weak13art_RingMasterReviewThe equally outstanding Sex Pest is more of the same temptation, casting its own individual creative baiting of ears and attention with a prowling stance and a character carrying a touch of Amen to itself. The predacious air of the song in word and music is as infectious as the instinctive twists and turns spun by Townsend’s songwriting and the threesome’s prowess at wringing every last tempting ill-tempered note and slap from their creative weapons. Closing with Nirvana-esque calm before a final rousing roar, the track makes way for the melodically spun Ashes In Autumn, a track just as much of a raw snarl as anything before it but showing the warmer if still invasive musical hues the band also has in its arsenal.

By now it is fair to say that band and album are in full compelling flow, the ‘poppier’ exploits of Closure coming next with its grunge spiced infectiousness to again engage and inflame an already eager appetite for the release while its successor Cameras Are Everywhere soon surrounds and trespasses the listener with its cyber toned touches and predatory manner within a more restrained stroll. Both tracks reveal more of the great variety shaping the album and the WEAK13 sound with the rhythmic imagination and virulence of Smith and Parmar as addictively riveting as the invention escaping Townsend’s throat and sonic endeavour.

The song is yet another highlight of They Live swiftly backed by the infectious quarrel of Here Come The Drones but subsequently eclipsed by the mighty persuasion of The Happiest Undertaker.
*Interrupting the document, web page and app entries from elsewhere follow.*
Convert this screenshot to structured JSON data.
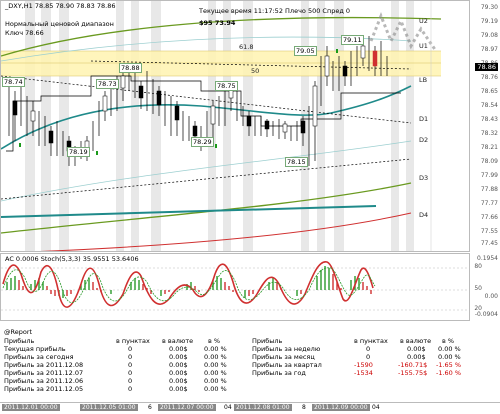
{
  "main_chart": {
    "header": "_DXY,H1  78.85 78.90 78.83 78.86",
    "note_line1": "Нормальный ценовой диапазон",
    "note_line2": "Ключ 78.66",
    "countdown": "$95 73.94",
    "server_time": "Текущее время 11:17:52  Плечо 500  Спред 0",
    "current_price": "78.86",
    "axis_ticks": [
      "79.30",
      "79.19",
      "79.08",
      "78.97",
      "78.86",
      "78.76",
      "78.65",
      "78.54",
      "78.43",
      "78.32",
      "78.21",
      "78.09",
      "77.99",
      "77.88",
      "77.77",
      "77.66",
      "77.55",
      "77.45"
    ],
    "level_labels": [
      "U2",
      "U1",
      "LB",
      "D1",
      "D2",
      "D3",
      "D4"
    ],
    "fib_labels": [
      "61.8",
      "50"
    ],
    "price_tags": [
      "78.74",
      "78.73",
      "78.88",
      "78.75",
      "78.19",
      "78.29",
      "78.15",
      "79.05",
      "79.11"
    ]
  },
  "indicator": {
    "label": "AC 0.0006  Stoch(5,3,3) 35.9551 53.6406",
    "right_ticks": [
      "80",
      "50",
      "20"
    ],
    "right_values": [
      "0.1954",
      "0.00",
      "-0.0904"
    ]
  },
  "report": {
    "title": "@Report",
    "left_headers": [
      "Прибыль",
      "в пунктах",
      "в валюте",
      "в %"
    ],
    "left_rows": [
      [
        "Текущая прибыль",
        "0",
        "0.00$",
        "0.00 %"
      ],
      [
        "Прибыль за сегодня",
        "0",
        "0.00$",
        "0.00 %"
      ],
      [
        "Прибыль за 2011.12.08",
        "0",
        "0.00$",
        "0.00 %"
      ],
      [
        "Прибыль за 2011.12.07",
        "0",
        "0.00$",
        "0.00 %"
      ],
      [
        "Прибыль за 2011.12.06",
        "0",
        "0.00$",
        "0.00 %"
      ],
      [
        "Прибыль за 2011.12.05",
        "0",
        "0.00$",
        "0.00 %"
      ]
    ],
    "right_headers": [
      "Прибыль",
      "в пунктах",
      "в валюте",
      "в %"
    ],
    "right_rows": [
      [
        "Прибыль за неделю",
        "0",
        "0.00$",
        "0.00 %"
      ],
      [
        "Прибыль за месяц",
        "0",
        "0.00$",
        "0.00 %"
      ],
      [
        "Прибыль за квартал",
        "-1590",
        "-160.71$",
        "-1.65 %"
      ],
      [
        "Прибыль за год",
        "-1534",
        "-155.75$",
        "-1.60 %"
      ]
    ]
  },
  "time_labels": [
    "2011.12.01 00:00",
    "2011.12.05 01:00",
    "6",
    "2011.12.07 00:00",
    "04",
    "2011.12.08 01:00",
    "8",
    "2011.12.09 00:00",
    "04"
  ],
  "colors": {
    "fib_band": "#fff3b0",
    "ma_line": "#1f8a8a",
    "green_line": "#6a9a20",
    "red_line": "#d03030"
  }
}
The first of the pair swings and growls from the start, only increasing in potency with every passing magnetic minute while the second, strolls along with a knowing swagger which alone ensures increasingly eager ears. Fuller participation is drawn by another chorus which just lures vocal chords as rhythms take care of boisterous hips and neck muscles. Another track which seems to just become creatively broader, physically heavier, and more predatory through its bold body, it just whips up thicker pleasure in the album.

It is a pleasure which is only ignited again by the melodically bewitching, infection carrying Loyal Coward. With acoustic guitar and great harmonies arm in arm with tenacious rhythms and a bass tone bordering on bestial against the funk enterprise of the guitars, the track is sheer magnetism.

They Live closes with the fractious might and invention of Obey The Slave, the song as much of a brawl as a calling for ears and emotion, and a great end to one stirring and increasingly impressing encounter. The album shows that WEAK13 have no qualm about going for the jugular in attitude and sound yet breed something which is as catchy and galvanic as you could wish for; a release very easy to recommend.

They Live is out now and available only through http://weak13official.com/

https://www.facebook.com/weak13fanpage/

https://twitter.com/weak13

Pete RingMaster22/11/2016

Copyright RingMaster: MyFreeCopyright